Instead of /etc/init.d the location for MailScanner’s Webmin module program location is /usr/sbin

MailWatch and MailScanner note; Version 5 for MailScanner changes some stuff including directory files, see the ReadMe in the installation source folder.

·       Old Fashion Start / Stop Method

o  Copy the contents of the WhatEver.service name; systemctl edit –full WhatEver.service

o  Create a new ‘Service File’; nano /etc/systemd/system/WhatEver.service and copy the information in there.

o  Here too; /usr/lib/systemd/system/clam-freshclam.service
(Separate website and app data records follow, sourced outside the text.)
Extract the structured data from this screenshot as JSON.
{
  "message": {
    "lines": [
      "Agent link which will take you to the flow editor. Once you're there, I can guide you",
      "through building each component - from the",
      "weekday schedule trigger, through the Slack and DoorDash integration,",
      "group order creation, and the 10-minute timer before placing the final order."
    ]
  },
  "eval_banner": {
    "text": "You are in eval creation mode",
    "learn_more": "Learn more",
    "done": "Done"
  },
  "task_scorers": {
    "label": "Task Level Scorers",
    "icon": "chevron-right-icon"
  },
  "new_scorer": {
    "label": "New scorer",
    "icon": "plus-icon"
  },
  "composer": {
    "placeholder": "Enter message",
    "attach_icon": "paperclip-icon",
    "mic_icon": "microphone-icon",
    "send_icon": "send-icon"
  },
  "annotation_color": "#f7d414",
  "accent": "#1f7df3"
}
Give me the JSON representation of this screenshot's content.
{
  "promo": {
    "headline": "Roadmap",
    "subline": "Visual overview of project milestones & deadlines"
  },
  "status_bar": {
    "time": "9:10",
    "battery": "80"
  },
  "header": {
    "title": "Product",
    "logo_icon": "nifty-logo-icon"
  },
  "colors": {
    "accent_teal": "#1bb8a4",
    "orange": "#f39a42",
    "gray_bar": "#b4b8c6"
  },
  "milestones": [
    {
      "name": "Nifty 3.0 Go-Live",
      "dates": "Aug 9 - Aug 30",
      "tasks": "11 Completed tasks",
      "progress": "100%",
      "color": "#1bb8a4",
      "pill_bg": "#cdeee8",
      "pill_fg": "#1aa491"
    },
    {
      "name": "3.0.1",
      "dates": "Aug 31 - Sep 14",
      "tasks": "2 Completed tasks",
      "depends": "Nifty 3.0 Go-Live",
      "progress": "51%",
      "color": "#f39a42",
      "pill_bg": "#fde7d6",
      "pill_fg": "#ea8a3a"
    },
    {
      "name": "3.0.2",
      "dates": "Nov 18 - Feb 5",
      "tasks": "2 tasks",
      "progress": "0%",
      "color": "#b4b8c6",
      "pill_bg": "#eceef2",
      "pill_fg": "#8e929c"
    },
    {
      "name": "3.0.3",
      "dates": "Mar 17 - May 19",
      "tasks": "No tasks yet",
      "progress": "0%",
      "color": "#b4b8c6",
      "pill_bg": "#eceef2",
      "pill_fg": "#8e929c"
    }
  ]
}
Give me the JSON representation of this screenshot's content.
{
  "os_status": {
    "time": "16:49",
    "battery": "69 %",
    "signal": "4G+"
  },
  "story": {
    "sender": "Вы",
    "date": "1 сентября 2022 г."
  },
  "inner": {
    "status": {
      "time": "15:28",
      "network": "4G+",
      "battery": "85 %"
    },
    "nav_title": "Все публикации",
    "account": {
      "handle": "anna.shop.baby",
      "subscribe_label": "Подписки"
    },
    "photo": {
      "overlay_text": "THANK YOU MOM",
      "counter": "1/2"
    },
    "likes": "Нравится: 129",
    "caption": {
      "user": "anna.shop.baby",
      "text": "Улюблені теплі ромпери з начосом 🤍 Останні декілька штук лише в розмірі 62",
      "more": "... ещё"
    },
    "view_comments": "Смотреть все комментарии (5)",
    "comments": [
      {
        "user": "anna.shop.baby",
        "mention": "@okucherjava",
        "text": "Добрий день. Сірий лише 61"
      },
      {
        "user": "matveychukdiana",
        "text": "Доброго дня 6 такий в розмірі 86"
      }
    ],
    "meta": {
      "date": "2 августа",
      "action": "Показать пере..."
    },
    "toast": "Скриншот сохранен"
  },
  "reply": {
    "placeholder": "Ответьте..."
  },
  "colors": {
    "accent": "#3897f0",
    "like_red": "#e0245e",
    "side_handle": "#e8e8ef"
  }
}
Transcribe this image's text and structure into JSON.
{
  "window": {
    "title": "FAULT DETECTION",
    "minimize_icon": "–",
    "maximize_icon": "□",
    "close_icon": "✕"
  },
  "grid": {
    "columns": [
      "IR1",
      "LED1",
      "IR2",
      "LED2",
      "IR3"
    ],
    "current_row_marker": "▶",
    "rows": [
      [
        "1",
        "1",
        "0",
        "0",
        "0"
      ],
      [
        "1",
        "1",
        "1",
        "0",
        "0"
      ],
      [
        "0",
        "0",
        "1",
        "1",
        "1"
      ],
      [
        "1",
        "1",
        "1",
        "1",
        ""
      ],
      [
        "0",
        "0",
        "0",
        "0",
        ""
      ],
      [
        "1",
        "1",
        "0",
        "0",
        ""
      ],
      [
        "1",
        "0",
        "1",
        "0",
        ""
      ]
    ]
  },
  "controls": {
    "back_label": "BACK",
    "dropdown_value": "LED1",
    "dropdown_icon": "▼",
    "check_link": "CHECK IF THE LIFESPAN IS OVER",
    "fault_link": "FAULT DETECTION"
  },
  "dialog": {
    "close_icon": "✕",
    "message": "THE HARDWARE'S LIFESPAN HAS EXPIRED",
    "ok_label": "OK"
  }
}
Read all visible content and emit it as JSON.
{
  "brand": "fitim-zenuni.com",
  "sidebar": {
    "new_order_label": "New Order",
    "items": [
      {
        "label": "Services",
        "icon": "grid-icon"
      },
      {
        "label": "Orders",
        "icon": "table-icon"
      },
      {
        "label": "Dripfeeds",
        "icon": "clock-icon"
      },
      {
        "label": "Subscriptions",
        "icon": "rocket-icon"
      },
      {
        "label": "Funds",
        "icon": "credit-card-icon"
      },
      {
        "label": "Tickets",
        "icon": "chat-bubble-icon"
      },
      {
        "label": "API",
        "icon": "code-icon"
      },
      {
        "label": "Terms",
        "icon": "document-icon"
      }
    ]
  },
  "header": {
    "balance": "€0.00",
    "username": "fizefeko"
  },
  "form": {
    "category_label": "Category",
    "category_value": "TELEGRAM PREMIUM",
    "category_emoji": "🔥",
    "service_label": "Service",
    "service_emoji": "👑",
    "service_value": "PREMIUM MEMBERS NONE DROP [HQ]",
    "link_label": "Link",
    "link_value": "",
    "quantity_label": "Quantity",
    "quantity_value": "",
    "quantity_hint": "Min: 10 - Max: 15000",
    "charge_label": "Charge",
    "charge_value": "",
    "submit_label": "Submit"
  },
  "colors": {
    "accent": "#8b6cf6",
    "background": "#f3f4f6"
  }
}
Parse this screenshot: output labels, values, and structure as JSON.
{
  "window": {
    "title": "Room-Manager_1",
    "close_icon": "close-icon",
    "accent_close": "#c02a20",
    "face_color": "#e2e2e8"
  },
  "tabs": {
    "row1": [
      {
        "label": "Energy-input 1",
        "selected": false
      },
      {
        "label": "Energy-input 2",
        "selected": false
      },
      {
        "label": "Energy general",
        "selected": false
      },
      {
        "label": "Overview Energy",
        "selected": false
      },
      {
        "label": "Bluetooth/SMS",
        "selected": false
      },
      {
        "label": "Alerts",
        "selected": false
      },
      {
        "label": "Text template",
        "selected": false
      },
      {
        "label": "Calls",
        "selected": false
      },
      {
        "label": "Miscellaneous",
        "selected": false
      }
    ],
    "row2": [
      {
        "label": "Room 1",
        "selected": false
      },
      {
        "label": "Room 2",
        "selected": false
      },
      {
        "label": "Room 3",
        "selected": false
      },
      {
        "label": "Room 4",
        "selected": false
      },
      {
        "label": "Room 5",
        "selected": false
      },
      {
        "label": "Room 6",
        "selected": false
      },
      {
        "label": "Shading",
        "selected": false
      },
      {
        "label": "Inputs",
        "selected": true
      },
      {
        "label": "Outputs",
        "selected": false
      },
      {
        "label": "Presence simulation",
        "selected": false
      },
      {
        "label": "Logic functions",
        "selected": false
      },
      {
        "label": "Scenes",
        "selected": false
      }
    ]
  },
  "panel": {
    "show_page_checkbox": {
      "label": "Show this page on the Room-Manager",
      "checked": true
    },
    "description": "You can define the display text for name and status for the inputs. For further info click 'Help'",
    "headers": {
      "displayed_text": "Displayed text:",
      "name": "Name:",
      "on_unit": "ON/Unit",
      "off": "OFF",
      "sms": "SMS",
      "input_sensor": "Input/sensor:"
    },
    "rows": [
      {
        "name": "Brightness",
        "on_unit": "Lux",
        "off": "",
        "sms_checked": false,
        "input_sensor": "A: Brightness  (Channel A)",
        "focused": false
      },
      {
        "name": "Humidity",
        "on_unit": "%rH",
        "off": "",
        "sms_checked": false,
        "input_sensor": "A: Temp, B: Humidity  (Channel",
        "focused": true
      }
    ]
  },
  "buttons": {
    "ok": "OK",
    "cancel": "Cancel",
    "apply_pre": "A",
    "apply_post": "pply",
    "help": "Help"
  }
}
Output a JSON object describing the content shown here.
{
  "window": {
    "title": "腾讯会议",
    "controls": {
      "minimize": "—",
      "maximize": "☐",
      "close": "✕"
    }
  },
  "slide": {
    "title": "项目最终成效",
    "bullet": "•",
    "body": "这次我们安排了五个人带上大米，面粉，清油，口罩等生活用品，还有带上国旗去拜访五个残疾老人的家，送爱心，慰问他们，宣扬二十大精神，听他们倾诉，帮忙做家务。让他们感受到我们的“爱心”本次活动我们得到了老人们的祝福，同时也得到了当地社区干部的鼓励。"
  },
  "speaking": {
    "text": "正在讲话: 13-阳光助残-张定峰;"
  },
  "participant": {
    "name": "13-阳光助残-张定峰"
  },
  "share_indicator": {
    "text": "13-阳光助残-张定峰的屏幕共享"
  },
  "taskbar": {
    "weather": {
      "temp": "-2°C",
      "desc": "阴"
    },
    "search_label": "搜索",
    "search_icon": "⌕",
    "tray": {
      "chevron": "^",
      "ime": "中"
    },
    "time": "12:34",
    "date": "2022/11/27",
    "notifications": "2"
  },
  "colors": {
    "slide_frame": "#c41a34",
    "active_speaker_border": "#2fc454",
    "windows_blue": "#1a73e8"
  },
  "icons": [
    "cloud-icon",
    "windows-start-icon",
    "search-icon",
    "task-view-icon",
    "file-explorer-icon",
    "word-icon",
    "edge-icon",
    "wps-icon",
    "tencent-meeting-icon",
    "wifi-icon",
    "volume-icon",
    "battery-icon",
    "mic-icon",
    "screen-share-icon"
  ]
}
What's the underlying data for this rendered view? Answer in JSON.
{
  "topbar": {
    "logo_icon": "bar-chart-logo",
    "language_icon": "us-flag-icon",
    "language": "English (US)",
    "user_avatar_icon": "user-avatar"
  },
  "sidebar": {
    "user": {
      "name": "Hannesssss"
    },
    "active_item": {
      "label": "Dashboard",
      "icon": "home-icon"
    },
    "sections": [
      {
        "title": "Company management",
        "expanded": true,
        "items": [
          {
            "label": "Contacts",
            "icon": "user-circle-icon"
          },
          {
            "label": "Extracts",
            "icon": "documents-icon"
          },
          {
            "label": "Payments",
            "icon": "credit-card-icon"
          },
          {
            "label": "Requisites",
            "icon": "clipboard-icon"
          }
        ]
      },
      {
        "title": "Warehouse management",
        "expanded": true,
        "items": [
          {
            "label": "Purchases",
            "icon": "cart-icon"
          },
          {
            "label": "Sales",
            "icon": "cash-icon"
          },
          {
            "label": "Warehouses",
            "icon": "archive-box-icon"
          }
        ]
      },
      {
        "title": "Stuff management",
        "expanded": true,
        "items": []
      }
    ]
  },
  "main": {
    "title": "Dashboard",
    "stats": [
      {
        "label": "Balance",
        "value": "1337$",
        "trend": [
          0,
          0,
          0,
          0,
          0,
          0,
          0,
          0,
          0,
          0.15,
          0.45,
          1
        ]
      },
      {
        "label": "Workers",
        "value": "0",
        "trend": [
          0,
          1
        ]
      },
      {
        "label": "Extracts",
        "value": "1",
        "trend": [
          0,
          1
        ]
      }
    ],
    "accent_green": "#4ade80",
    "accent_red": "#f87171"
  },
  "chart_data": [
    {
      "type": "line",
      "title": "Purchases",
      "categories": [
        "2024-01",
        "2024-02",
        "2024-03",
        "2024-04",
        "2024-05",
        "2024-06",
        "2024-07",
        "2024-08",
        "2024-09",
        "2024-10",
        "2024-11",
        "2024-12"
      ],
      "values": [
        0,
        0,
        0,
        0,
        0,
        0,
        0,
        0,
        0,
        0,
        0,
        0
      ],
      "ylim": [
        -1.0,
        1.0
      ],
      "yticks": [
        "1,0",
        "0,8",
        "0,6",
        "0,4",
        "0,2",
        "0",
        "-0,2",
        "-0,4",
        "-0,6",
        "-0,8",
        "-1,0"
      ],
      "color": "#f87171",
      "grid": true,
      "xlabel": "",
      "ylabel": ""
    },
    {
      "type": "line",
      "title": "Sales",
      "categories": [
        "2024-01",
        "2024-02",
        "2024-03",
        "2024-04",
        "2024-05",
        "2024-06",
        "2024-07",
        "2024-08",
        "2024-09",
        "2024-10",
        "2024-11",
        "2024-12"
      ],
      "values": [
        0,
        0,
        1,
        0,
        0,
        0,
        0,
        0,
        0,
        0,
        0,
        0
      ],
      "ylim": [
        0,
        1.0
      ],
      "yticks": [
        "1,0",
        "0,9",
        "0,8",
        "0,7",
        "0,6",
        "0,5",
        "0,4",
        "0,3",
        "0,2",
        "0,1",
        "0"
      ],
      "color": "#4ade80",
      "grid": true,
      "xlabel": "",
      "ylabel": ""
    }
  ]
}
o  I made OpenVPN.service from [[6]] (the at symbol allows one to insert a ‘conf’ file, for example [[7]] will use the conf file in the /etc/openvpn directory.

o  The side effect is service OpenVPN start / stop, etc works great to provid a familiar method of starting and restarting a service.

o  In the end I changed it from OpenVPN to openvpn

o  Don’t forget to disable the original service and enable the newly named one and permissions too, chmod 664 /WhatEver.service

o  Left mailscanner.service in place instead of MailScanner like in previous builds.

Postfix / MailScanner / etc general thought; Get Postfix working properly and tested as a relay first. Learned this from the overly restrictive and parnoid CentOS 7 default postfix config file that doesn’t even forking include documentation in the file itself, as in the past.

And to do the above, just comment out that

Location of CHROOT for Postfix Script; \usr\share\doc\postfix-2.10.1\examples

Clamd forked out of the box… Configuration file from YUM is /etc/clamd.d/scan.conf, in the example file it is something else, and it is actually configured to use amavisd.conf.  WTF?

Could not make MailScanner work with Socket, so had to use TCP port

AutoFS; Finally got it to work.  The key was so stupid.  Permissions on the AutoMount config file have to be 644, 777 doesn’t work as it is ‘too much’